GERARD HOBERG, GORDON PHILLIPS, NAGPURNANAND PRABHALA
We examine how product market threats influence firm payout policy and cash holdings. Using firms' product text descriptions, we develop new measures of competitive threats. Our primary measure, product market fluidity, captures changes in rival firms' products relative to the firm's products. We show that fluidity decreases firm propensity to make payouts via dividends or repurchases and increases the cash held by firms, especially for firms with less access to financial markets. These results are consistent with the hypothesis that firms' financial policies are significantly shaped by product market threats and dynamics.
Pages: 325-361 | Published: 1/2014 | DOI: 10.1111/jofi.12089 | Cited by: 16
AYDOĞAN ALTI, PAUL C. TETLOCK
We structurally estimate a model in which agents’ information processing biases can cause predictability in firms’ asset returns and investment inefficiencies. We generalize the neoclassical investment model by allowing for two biases—overconfidence and overextrapolation of trends—that distort agents’ expectations of firm productivity. Our model's predictions closely match empirical data on asset pricing and firm behavior. The estimated bias parameters are well identified and exhibit plausible magnitudes. Alternative models without either bias or with efficient investment fail to match observed return predictability and firm behavior. These results suggest that biases affect firm behavior, which in turn affects return anomalies.
Pages: 363-404 | Published: 1/2014 | DOI: 10.1111/jofi.12043 | Cited by: 11
HENK BERKMAN, PAUL D. KOCH, P. JOAKIM WESTERHOLM
This study shows that the guardians behind underaged accounts are successful at picking stocks. Moreover, they tend to channel their best trades through the accounts of children, especially when they trade just before major earnings announcements, large price changes, and takeover announcements. Building on these results, we argue that the proportion of total trading activity through underaged accounts (labeled BABYPIN) should serve as an effective proxy for the probability of information trading in a stock. Consistent with this claim, we show that investors demand a higher return for holding stocks with a greater likelihood of private information, proxied by BABYPIN.
Pages: 405-452 | Published: 1/2014 | DOI: 10.1111/jofi.12100 | Cited by: 13

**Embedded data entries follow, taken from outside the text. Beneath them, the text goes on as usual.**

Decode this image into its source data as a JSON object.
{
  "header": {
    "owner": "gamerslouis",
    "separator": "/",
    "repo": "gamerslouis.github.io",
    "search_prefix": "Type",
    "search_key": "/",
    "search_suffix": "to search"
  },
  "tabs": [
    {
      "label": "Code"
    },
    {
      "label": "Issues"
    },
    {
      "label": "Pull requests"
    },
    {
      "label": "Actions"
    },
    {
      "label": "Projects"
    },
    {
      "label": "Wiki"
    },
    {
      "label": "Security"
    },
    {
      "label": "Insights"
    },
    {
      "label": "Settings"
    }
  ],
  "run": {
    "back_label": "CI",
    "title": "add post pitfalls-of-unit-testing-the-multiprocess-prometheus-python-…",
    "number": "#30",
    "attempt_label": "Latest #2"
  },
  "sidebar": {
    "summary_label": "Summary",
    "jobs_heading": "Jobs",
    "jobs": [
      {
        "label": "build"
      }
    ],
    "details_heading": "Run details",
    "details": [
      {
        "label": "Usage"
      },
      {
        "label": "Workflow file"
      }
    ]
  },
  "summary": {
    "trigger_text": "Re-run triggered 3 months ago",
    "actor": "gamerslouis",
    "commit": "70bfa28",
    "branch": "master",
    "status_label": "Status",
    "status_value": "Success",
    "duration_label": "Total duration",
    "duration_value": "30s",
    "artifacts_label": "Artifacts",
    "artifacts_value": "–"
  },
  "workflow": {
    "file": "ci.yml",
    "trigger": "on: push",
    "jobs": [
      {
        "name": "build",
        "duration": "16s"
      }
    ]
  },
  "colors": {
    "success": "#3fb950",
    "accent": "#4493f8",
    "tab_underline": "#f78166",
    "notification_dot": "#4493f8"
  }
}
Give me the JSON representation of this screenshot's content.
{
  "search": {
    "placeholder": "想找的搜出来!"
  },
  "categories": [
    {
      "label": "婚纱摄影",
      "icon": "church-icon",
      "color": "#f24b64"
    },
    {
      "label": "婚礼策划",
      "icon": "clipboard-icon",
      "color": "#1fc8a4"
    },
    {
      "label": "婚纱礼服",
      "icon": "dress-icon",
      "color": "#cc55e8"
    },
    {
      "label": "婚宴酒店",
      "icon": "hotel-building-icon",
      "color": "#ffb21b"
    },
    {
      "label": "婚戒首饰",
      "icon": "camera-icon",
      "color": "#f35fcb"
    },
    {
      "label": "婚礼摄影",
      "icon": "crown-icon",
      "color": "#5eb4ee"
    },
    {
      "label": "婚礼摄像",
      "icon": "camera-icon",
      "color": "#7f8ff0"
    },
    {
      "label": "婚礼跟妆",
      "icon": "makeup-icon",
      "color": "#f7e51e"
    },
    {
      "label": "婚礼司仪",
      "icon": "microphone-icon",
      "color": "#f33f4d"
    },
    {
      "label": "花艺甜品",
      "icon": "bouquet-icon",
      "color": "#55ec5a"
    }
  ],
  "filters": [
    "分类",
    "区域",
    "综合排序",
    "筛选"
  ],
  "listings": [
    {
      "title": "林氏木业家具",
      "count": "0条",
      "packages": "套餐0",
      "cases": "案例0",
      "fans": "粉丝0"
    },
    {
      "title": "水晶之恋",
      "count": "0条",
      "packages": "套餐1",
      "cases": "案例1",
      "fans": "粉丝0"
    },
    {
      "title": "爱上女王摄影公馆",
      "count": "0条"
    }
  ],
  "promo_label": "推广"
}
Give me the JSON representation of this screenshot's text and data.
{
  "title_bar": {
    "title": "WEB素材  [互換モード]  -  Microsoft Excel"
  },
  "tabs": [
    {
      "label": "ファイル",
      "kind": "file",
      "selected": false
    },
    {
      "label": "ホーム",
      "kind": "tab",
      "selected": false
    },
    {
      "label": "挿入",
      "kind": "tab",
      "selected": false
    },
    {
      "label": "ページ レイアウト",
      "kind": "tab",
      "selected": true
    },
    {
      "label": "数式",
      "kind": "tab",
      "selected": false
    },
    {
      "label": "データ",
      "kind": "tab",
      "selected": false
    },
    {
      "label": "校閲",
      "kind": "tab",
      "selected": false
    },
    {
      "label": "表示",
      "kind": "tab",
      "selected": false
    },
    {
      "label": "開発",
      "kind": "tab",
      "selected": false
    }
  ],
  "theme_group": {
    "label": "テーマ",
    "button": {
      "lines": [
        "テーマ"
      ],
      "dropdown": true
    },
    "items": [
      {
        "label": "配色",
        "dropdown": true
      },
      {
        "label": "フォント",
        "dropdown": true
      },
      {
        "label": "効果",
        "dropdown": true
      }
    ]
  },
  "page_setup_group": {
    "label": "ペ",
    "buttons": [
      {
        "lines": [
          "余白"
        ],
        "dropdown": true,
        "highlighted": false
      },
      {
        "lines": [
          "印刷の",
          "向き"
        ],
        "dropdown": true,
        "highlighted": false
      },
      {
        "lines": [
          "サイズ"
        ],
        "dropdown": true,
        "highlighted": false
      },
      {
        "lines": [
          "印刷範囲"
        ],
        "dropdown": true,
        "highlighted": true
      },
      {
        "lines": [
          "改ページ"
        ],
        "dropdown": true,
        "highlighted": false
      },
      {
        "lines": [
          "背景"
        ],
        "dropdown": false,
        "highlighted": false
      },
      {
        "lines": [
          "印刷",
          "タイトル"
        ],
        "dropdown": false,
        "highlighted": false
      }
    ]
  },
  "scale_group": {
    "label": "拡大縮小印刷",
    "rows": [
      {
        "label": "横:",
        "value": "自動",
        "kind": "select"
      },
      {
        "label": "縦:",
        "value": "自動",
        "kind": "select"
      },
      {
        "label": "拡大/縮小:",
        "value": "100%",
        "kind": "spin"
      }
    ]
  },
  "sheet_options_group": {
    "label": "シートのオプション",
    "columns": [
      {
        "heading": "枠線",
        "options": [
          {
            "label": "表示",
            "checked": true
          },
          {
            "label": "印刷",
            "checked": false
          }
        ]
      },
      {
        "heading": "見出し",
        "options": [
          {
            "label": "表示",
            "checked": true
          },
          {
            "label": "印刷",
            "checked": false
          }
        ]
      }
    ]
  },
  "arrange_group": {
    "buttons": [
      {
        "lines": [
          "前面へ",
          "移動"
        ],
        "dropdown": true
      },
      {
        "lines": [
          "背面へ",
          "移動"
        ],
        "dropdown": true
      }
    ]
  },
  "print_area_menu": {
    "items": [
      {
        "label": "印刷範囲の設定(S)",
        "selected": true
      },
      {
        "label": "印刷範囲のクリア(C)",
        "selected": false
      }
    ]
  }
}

This paper provides a novel theoretical analysis of how endogenous time‐varying margin requirements affect capital market equilibrium. I find that margin requirements, when there are no other market frictions, reduce the volatility and correlation of returns as well as the risk‐free rate, but increase the market price of risk, the risk premium, and the price of risky assets. Furthermore, margin requirements generate a strong cross‐sectional dispersion of stock return volatilities. The results emphasize that a general equilibrium analysis may reverse the conclusions of a partial equilibrium analysis often employed in the literature.
Pages: 453-482 | Published: 1/2014 | DOI: 10.1111/jofi.12096 | Cited by: 59
MARTA SZYMANOWSKA, FRANS DE ROON, THEO NIJMAN, ROB VAN DEN GOORBERGH
We identify two types of risk premia in commodity futures returns: spot premia related to the risk in the underlying commodity, and term premia related to changes in the basis. Sorting on forecasting variables such as the futures basis, return momentum, volatility, inflation, hedging pressure, and liquidity results in sizable spot premia between 5% and 14% per annum and term premia between 1% and 3% per annum. We show that a single factor, the high‐minus‐low portfolio from basis sorts, explains the cross‐section of spot premia. Two additional basis factors are needed to explain the term premia.
Pages: 483-484 | Published: 1/2014 | DOI: 10.1111/jofi.12135 | Cited by: 0
Pages: 485-485 | Published: 1/2014 | DOI: 10.1111/jofi.12137 | Cited by: 0